--- START ---

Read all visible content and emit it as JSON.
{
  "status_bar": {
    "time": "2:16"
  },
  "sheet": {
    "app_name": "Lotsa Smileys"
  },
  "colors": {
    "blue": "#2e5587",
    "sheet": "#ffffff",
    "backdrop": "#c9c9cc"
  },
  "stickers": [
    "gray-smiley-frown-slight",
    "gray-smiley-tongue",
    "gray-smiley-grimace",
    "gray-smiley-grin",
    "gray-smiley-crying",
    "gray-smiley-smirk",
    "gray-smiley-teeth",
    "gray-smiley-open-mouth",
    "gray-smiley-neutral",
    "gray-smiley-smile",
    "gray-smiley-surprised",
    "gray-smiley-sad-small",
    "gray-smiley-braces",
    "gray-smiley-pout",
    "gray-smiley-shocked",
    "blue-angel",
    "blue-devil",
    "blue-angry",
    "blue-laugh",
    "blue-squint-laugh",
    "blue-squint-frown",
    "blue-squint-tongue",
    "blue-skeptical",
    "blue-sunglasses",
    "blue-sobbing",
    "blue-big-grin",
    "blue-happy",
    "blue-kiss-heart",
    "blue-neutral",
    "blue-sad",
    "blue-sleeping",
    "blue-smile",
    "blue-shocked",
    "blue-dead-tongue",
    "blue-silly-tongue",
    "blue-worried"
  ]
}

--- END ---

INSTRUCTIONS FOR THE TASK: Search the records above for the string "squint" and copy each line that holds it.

ANSWER TO THIS TASK:
    "blue-squint-laugh",
    "blue-squint-frown",
    "blue-squint-tongue",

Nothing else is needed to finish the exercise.